It seems to me that Schweitzer’s decision to go to Africa was prompted by his study of Jesus. While it is difficult to describe him as a “Missionary” in that he rarely preached or considered evangelism his task he is an example of faithfulness. Furthermore, Schweitzer, ever the product of enlightenment did not fully accept Christianity. After his many years of studying Jesus (from the schools of German liberalism) he concluded, “Christian theology had become overly complicated” (70) and in so doing lost the message of Jesus. Schweitzer believed that Jesus was wrong about his own understanding of his mission, but was correct in his actions to the world. Unsure about the reliability of the Gospels and the teaching of the Church Schweitzer found his ethics in the Sermon on the Mount (Mt 5–7) and the actions of Jesus. However, rather than spend his life in a library making arguments about Jesus he said, “I would make my life my argument. I would advocate the things I believed in terms of the life I lived and what I did” (72). If only I would, like Schweitzer, make my life my argument.

Not surprisingly, Schweitzer’s friends and family did not respond well to his decision to go to Africa. “They could not conceive that he could bury his life and his talent in the jungle while there were others who could easily take the Congo assignment” (75). Yet, he was convinced that his life would be well spent serving as a medical doctor in Africa. He believed that it was worth while to follow the example of Jesus and become a servant rather than live a live of comfortable privilege. The example of Schweitzer that so pierces me is his commitment to serve, after the pattern of Jesus, in spite of the fact that he believed Jesus to be fundamentally mistaken about some important issues of eschatology and his own mission in the world. I think Jesus is right all the time and yet I so struggle to follow his example of service and humility. Schweitzer is famous for saying of Jesus, “He comes to us as one unknown.” What he meant was that Jesus, was inexplicable and yet his example commands obedience.

I find it sobering that Schweitzer was astonished at the response of Christians to his decision to go to Africa.
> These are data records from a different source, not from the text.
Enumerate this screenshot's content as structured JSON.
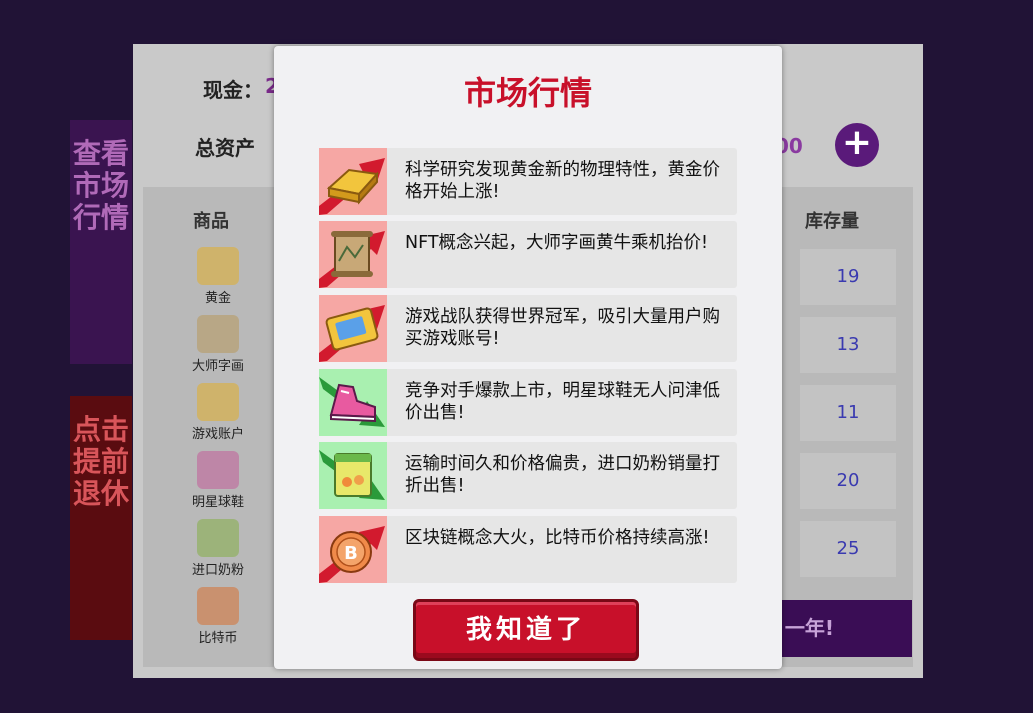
{
  "background": {
    "cash_label": "现金：",
    "cash_value_fragment": "2",
    "assets_label": "总资产",
    "assets_value_fragment": "00",
    "plus_icon": "plus-icon",
    "table_header_goods": "商品",
    "table_header_stock": "库存量",
    "side_market_label": "查看市场行情",
    "side_retire_label": "点击提前退休",
    "next_year_label": "一年!",
    "goods": [
      {
        "name": "黄金",
        "icon": "gold-bar-icon",
        "stock": "19"
      },
      {
        "name": "大师字画",
        "icon": "scroll-painting-icon",
        "stock": "13"
      },
      {
        "name": "游戏账户",
        "icon": "game-card-icon",
        "stock": "11"
      },
      {
        "name": "明星球鞋",
        "icon": "sneaker-icon",
        "stock": "20"
      },
      {
        "name": "进口奶粉",
        "icon": "milk-powder-icon",
        "stock": "25"
      },
      {
        "name": "比特币",
        "icon": "bitcoin-icon",
        "stock": ""
      }
    ]
  },
  "modal": {
    "title": "市场行情",
    "news": [
      {
        "text": "科学研究发现黄金新的物理特性，黄金价格开始上涨!",
        "trend": "up",
        "icon": "gold-bar-icon"
      },
      {
        "text": "NFT概念兴起，大师字画黄牛乘机抬价!",
        "trend": "up",
        "icon": "scroll-painting-icon"
      },
      {
        "text": "游戏战队获得世界冠军，吸引大量用户购买游戏账号!",
        "trend": "up",
        "icon": "game-card-icon"
      },
      {
        "text": "竞争对手爆款上市，明星球鞋无人问津低价出售!",
        "trend": "down",
        "icon": "sneaker-icon"
      },
      {
        "text": "运输时间久和价格偏贵，进口奶粉销量打折出售!",
        "trend": "down",
        "icon": "milk-powder-icon"
      },
      {
        "text": "区块链概念大火，比特币价格持续高涨!",
        "trend": "up",
        "icon": "bitcoin-icon"
      }
    ],
    "ok_button": "我知道了"
  },
  "colors": {
    "up_bg": "#f6a7a4",
    "down_bg": "#a9f0b0",
    "up_arrow": "#d21a2e",
    "down_arrow": "#2a9a3a",
    "title_red": "#c8102a"
  }
}
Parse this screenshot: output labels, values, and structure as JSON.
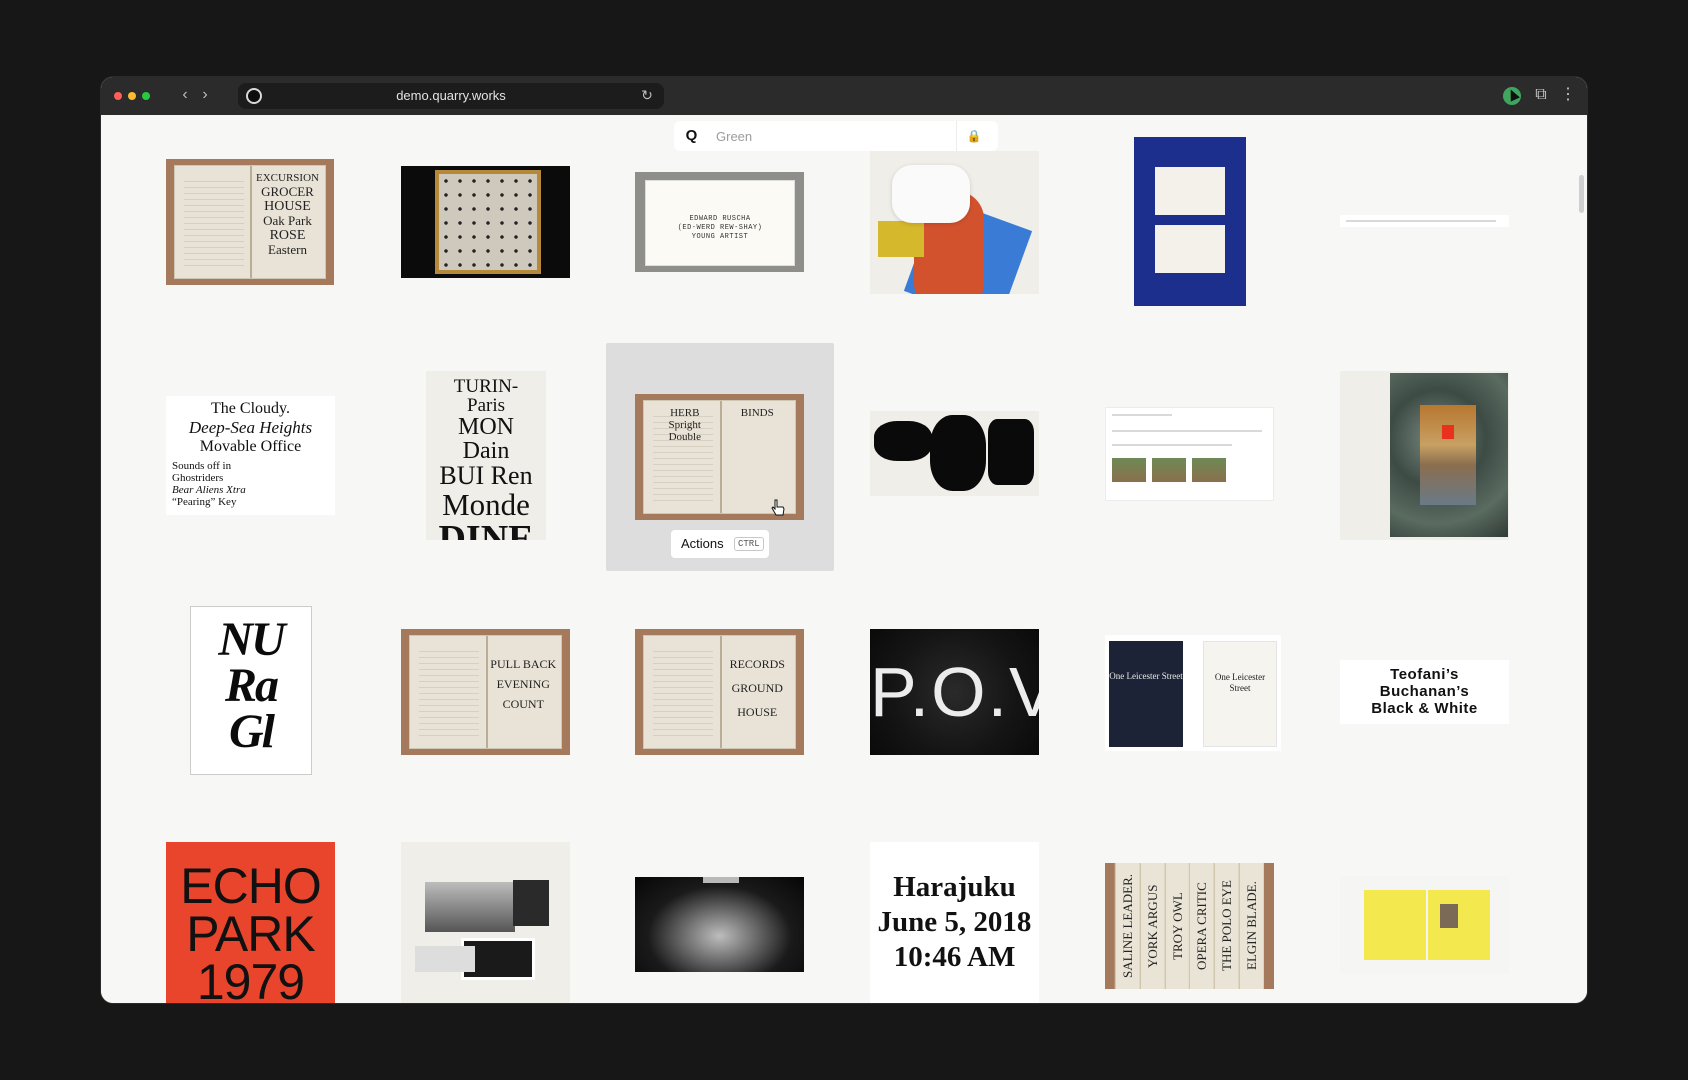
{
  "browser": {
    "url": "demo.quarry.works",
    "back_icon": "chevron-left-icon",
    "forward_icon": "chevron-right-icon",
    "reload_icon": "reload-icon",
    "extension_icon": "puzzle-icon",
    "menu_icon": "kebab-menu-icon"
  },
  "search": {
    "logo": "Q",
    "placeholder": "Green",
    "action_icon": "lock-icon"
  },
  "hover_actions": {
    "label": "Actions",
    "shortcut": "CTRL"
  },
  "tiles": {
    "book1": [
      "EXCURSION",
      "GROCER",
      "HOUSE",
      "Oak Park",
      "ROSE",
      "Eastern"
    ],
    "card": [
      "EDWARD RUSCHA",
      "(ED-WERD  REW-SHAY)",
      "YOUNG ARTIST"
    ],
    "cloudy": [
      "The Cloudy.",
      "Deep-Sea Heights",
      "Movable Office"
    ],
    "cloudy_sub": [
      "Sounds off in",
      "Ghostriders",
      "Bear Aliens Xtra",
      "“Pearing” Key"
    ],
    "turin": [
      "TURIN-Paris",
      "MON Dain",
      "BUI Ren",
      "Monde",
      "DINE"
    ],
    "book_hover": [
      "HERB",
      "Spright",
      "Double",
      "BINDS"
    ],
    "nura": [
      "NU",
      "Ra",
      "Gl"
    ],
    "book2": [
      "PULL BACK",
      "EVENING",
      "COUNT"
    ],
    "book3": [
      "RECORDS",
      "GROUND",
      "HOUSE"
    ],
    "pov": "P.O.V.",
    "leicester": "One Leicester Street",
    "teofani": [
      "Teofani’s",
      "Buchanan’s",
      "Black & White"
    ],
    "echo": [
      "ECHO",
      "PARK",
      "1979"
    ],
    "harajuku": [
      "Harajuku",
      "June 5, 2018",
      "10:46 AM"
    ],
    "spines": [
      "SALINE LEADER.",
      "YORK ARGUS",
      "TROY OWL",
      "OPERA CRITIC",
      "THE POLO EYE",
      "ELGIN BLADE."
    ]
  }
}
Though committed Christians, “they were aghast that anyone would seriously respond to the words of Jesus Christ. All the days in conference, prayer and study, all the services of baptism, communion and committal, all the sermons and vespers and carols—all added up to a Jesus that for most was forever distant, beautiful and safe. It seemed frankly irrational to find a man in the twentieth century who actually felt constrained to live the words and witness of Jesus” (75). Schweitzer was far from perfect, yet his example is convicting. I pray that God would open my eyes that I might see Jesus. I also pray that God might move my heart that I might follow Jesus. Neither ought to be neglected, but for too long we as a church have condemned Schweitzer for following Jesus rather than believing him while patting Christians on the back for confessing faith but finding their faith is in a Jesus who is just like them. May the Church have the courage to follow the Jesus who comes to us as one unknown and the faith to trust him as Lord and Savior.


Michael DeFazio said...
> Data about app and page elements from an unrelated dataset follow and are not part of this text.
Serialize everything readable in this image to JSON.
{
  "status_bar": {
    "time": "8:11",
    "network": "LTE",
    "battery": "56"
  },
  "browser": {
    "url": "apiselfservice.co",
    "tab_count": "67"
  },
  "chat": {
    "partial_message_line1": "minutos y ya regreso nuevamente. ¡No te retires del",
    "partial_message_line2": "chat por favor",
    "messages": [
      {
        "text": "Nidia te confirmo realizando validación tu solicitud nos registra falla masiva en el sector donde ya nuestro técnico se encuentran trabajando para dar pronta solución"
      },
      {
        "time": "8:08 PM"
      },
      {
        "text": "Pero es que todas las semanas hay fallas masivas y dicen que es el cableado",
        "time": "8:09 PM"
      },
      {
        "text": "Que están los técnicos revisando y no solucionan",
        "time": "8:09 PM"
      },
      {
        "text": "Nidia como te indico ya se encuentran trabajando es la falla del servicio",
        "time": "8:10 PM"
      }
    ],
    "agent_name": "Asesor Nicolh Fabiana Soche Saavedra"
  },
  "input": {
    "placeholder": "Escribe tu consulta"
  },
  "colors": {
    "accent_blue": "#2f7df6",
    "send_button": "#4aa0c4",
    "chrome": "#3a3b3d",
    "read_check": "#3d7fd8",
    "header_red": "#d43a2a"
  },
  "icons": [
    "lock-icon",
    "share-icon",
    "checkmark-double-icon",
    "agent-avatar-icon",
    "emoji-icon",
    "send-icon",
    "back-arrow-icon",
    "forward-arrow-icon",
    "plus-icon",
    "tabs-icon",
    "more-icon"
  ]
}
Great post, bro! I found it informative and moving. Just out of curiosity, what did Schweitzer see as his primary task in Africa (if not evangelism, etc)? How would he have (or did he) explain his reasons for going and purposes once he got there. I don't know much about him, and am just wondering.
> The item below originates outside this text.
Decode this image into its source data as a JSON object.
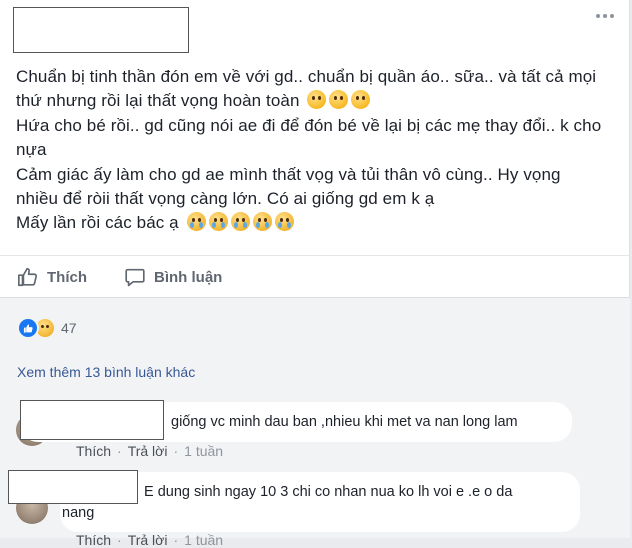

Unknown said...

From what I gather from the biography, he went to Africa for two reasons. (1) He went because he believed the example of Jesus was correct. (2) He felt an obligation to serve. I don't think the biography explained why very well, but he felt some burden to serve. The biography was pretty good, though the authors had a humanistic agenda.

As far as his task while there. He just wanted to help people. Later, he developed his thinking into the idea of "Reverence for Life." He thought all life ought to be respected. He would help people indiscriminately. Even when WWII was going on near him he operated on soldiers from both sides. At one point, the island where his hospital sits became a haven where troops from opposing armies would come and play cards at night before going back to war in the day time.